▽

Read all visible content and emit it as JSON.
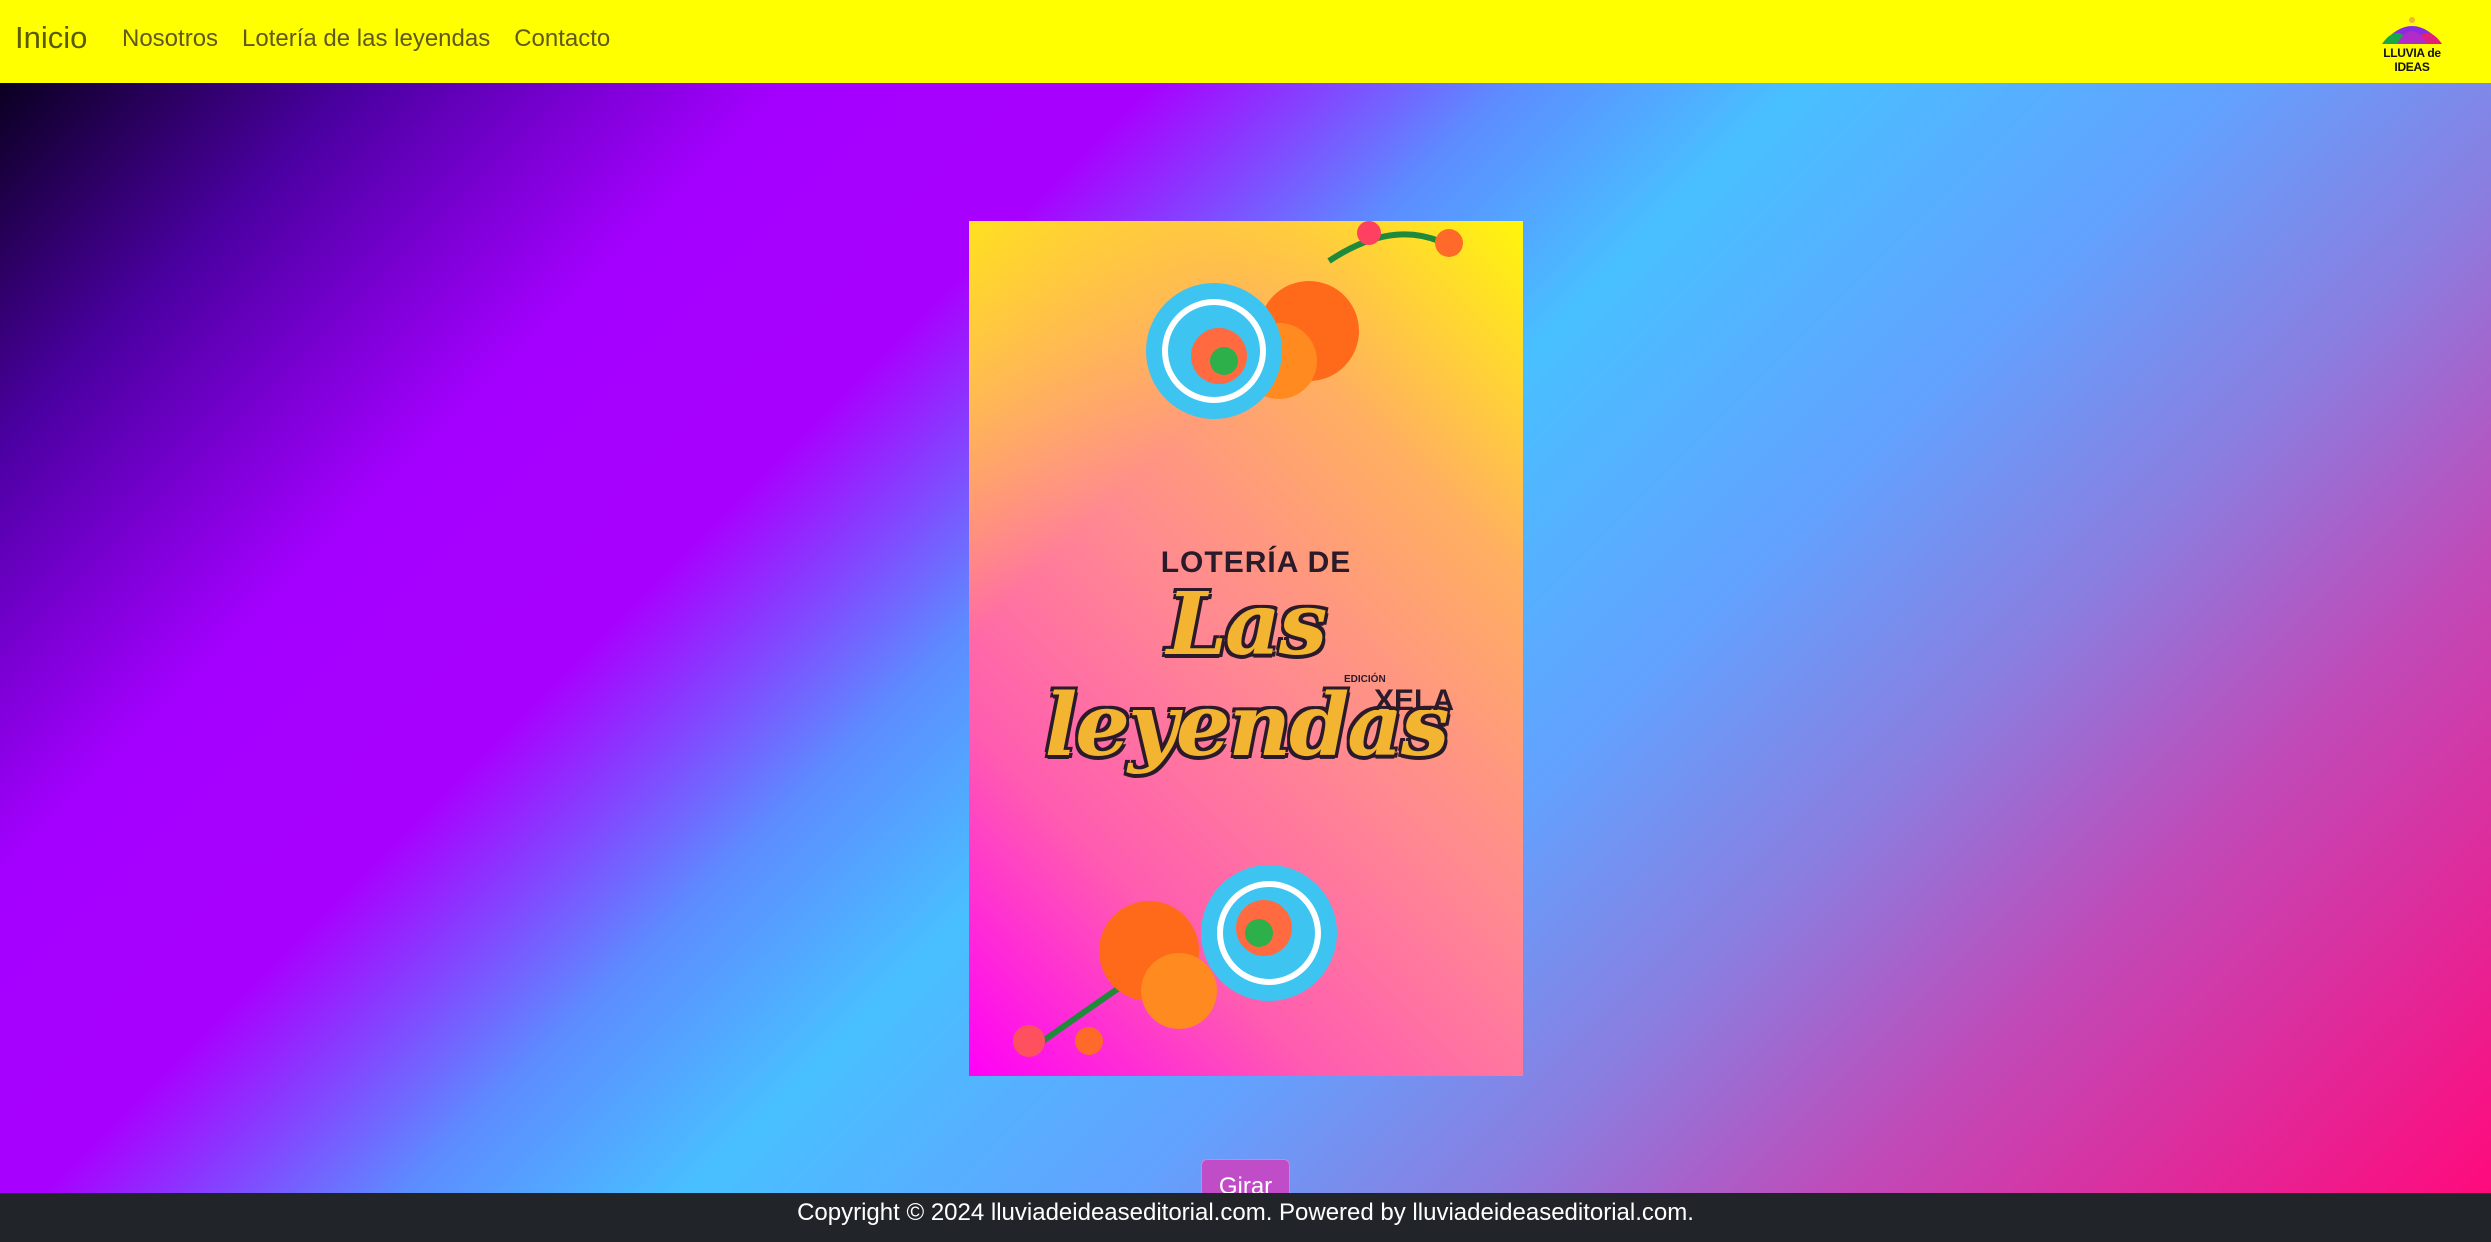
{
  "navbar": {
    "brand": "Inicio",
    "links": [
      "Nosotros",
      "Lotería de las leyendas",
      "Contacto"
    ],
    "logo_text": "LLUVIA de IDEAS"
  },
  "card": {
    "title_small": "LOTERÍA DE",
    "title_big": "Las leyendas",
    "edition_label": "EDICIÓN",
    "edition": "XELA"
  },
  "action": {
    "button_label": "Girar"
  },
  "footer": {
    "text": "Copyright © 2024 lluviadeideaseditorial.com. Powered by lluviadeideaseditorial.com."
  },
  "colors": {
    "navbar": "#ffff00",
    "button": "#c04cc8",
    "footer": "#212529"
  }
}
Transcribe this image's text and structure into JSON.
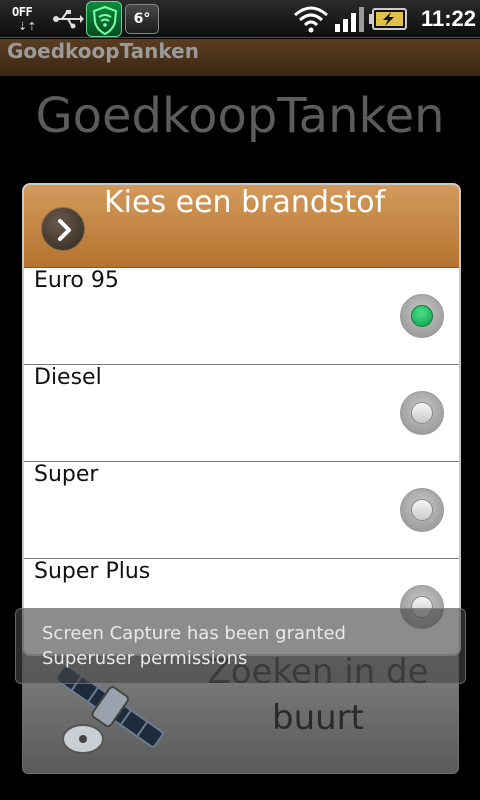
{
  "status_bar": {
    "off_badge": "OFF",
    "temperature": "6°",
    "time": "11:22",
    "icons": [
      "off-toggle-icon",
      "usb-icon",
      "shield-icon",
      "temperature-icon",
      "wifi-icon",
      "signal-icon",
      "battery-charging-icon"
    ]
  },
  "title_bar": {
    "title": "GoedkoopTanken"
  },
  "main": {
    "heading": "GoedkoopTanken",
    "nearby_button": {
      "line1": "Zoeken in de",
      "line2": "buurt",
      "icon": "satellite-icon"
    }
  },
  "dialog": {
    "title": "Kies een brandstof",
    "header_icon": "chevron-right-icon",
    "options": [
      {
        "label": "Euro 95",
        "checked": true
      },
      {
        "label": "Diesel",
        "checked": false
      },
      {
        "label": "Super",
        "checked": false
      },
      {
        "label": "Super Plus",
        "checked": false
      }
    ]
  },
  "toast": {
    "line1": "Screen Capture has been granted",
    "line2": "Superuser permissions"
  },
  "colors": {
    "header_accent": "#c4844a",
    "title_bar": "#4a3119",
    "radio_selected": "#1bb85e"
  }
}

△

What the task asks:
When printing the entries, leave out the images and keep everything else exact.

Solution to the exercise:
Read all visible content and emit it as JSON.
{
  "navbar": {
    "brand": "Inicio",
    "links": [
      "Nosotros",
      "Lotería de las leyendas",
      "Contacto"
    ],
    "logo_text": "LLUVIA de IDEAS"
  },
  "card": {
    "title_small": "LOTERÍA DE",
    "title_big": "Las leyendas",
    "edition_label": "EDICIÓN",
    "edition": "XELA"
  },
  "action": {
    "button_label": "Girar"
  },
  "footer": {
    "text": "Copyright © 2024 lluviadeideaseditorial.com. Powered by lluviadeideaseditorial.com."
  },
  "colors": {
    "navbar": "#ffff00",
    "button": "#c04cc8",
    "footer": "#212529"
  }
}
Transcribe this image's text and structure into JSON.
{
  "status_bar": {
    "off_badge": "OFF",
    "temperature": "6°",
    "time": "11:22",
    "icons": [
      "off-toggle-icon",
      "usb-icon",
      "shield-icon",
      "temperature-icon",
      "wifi-icon",
      "signal-icon",
      "battery-charging-icon"
    ]
  },
  "title_bar": {
    "title": "GoedkoopTanken"
  },
  "main": {
    "heading": "GoedkoopTanken",
    "nearby_button": {
      "line1": "Zoeken in de",
      "line2": "buurt",
      "icon": "satellite-icon"
    }
  },
  "dialog": {
    "title": "Kies een brandstof",
    "header_icon": "chevron-right-icon",
    "options": [
      {
        "label": "Euro 95",
        "checked": true
      },
      {
        "label": "Diesel",
        "checked": false
      },
      {
        "label": "Super",
        "checked": false
      },
      {
        "label": "Super Plus",
        "checked": false
      }
    ]
  },
  "toast": {
    "line1": "Screen Capture has been granted",
    "line2": "Superuser permissions"
  },
  "colors": {
    "header_accent": "#c4844a",
    "title_bar": "#4a3119",
    "radio_selected": "#1bb85e"
  }
}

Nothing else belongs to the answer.